Are you prepared to learn the techniques necessary for repair work for fiberglass, and composite boats? Are you prepared to spend the time and money necessary to actually do repair work?
If you answer no to either question, I would suggest that you start checking out boats for sale ads. Buy what I call a "beater boat". In other words; a boat you'd
use on rivers that have lots of rock gardens, ledges, and shallow water areas. A boat that would take a lot of abuse, and not require a lot of maintenance, or repair work.
Yes, poly boats are heavy, no doubt?
BUT, how far would you typically have to carry your boat to get it from your vehicle to the water's edge?
Doesn't sound to me like you're talking about doing any lengthy, "death march" portages.
The vast majority of my paddling is done on rivers. I very seldom have to carry a boat more than a couple of boat lengths from my vehicle to the water's edge.
A cheap poly boat is cheaper than Composite Repairs.

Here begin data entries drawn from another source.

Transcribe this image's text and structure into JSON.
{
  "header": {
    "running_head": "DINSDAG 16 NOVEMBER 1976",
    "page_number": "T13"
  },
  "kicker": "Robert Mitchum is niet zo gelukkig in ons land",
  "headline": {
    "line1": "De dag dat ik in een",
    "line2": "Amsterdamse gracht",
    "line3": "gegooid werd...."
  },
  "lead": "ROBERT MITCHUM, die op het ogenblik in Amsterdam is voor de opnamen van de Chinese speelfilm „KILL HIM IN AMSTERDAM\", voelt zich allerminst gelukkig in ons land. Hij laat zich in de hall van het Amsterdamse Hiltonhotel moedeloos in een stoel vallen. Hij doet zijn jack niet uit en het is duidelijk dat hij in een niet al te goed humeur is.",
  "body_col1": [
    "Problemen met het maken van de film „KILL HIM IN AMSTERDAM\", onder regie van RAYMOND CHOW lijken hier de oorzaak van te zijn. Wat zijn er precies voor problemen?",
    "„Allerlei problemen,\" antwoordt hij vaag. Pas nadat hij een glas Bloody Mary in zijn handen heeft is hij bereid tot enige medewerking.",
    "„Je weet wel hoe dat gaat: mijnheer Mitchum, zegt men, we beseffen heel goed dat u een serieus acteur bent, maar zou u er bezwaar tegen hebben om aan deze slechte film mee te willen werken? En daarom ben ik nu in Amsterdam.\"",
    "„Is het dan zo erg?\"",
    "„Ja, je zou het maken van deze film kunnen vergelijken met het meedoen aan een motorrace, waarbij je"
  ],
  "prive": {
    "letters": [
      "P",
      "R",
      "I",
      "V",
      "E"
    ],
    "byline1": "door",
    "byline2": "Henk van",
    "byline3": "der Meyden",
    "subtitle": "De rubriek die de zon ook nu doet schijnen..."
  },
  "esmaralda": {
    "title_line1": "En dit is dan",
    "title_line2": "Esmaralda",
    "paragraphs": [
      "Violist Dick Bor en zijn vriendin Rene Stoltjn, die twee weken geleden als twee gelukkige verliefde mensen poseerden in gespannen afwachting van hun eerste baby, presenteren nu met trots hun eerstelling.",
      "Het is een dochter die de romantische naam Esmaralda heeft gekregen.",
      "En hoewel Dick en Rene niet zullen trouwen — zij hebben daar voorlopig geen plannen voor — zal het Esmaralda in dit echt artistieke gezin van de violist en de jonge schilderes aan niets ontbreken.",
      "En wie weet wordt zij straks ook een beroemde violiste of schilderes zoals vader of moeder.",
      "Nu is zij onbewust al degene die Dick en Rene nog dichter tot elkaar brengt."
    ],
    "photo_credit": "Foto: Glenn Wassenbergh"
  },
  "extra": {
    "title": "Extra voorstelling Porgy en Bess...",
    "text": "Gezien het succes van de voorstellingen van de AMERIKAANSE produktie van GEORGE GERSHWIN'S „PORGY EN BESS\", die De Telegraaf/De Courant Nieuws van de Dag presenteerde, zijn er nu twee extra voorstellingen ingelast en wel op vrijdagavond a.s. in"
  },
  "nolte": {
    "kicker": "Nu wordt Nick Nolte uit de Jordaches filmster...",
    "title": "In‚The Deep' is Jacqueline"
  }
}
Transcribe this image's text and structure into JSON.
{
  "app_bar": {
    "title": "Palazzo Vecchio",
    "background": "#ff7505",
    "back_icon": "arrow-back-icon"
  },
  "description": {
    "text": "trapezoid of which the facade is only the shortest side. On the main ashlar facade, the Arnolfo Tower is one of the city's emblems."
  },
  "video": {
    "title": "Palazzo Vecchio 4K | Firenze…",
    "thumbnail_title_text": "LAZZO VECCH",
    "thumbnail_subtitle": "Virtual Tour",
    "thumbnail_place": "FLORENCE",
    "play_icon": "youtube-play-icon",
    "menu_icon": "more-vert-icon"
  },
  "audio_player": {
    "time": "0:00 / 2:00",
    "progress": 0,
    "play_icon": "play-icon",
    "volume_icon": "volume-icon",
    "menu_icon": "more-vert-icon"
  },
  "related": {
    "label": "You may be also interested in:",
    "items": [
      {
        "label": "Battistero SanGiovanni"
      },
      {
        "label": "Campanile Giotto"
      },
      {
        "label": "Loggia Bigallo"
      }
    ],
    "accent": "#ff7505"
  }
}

Another option is old school home-built fiberglass "pointy boats" that were made on the Augsburger type molds by a lot of paddling clubs back in the 1970's. My outing club used to make them for ourselves -- the boats were 13' long (old Olympic slalom design) and we would lay them up in two halves (sometimes the deck would be in two pieces as well) that we would tape together along the perimeter seam (plus deck seam in the 3=piece version). They were designed so that if you were pinned and trapped in a hole or against an overhang, the water pressure would cause the boat to split apart so you could escape. Then the halves could be recovered and glued back together. They were light -- the one I used to have was only about 25 pounds. Had molded in seats and we added foot braces by drilling through the hull and reinforcing and sealing the fasteners. Had to use inflatable flotation bags but that is often the case with plastic boats as well. I still see them turn up around my area on Craigslist. They are often pretty ugly (we sometimes laid them up with color but they were more often just ugly raw off-white glass fiber color.) And they were fun in class 2 to 5 whitewater and simple to patch, They were similar in proportion and lines to the well known Perception Dancer plastic whitewater boat that was so popular in that era.
By the way, plastic Dancers and Pirouettes from the late 70's and early 80's often turn up in some areas used for around $100. Good beaters. I briefly had an older Dagger RPM that I picked up used for $300, a price that included a PFD, Seals neo skirt and a new whitewater helmet. Got a WW paddle for $45, also on Craigslist. The 9' RPM was another good creeker but it ended up not being a great fit for me so I passed it along to another paddler.
If you are talking really tiny creeks, I have taken my absolutely ancient Piedra out for that. Same era as the above mixed/WW boats mentioned by Willowleaf, and if the decades old plastic gives way I just walk out thru some muck cursing at flies. What I like about it is being easy and thoughtless to drag over berms or around beaver dams, a common feature of smaller creeks around here. I paid a kid $100 for it and it has been a great little boat to have around for that money.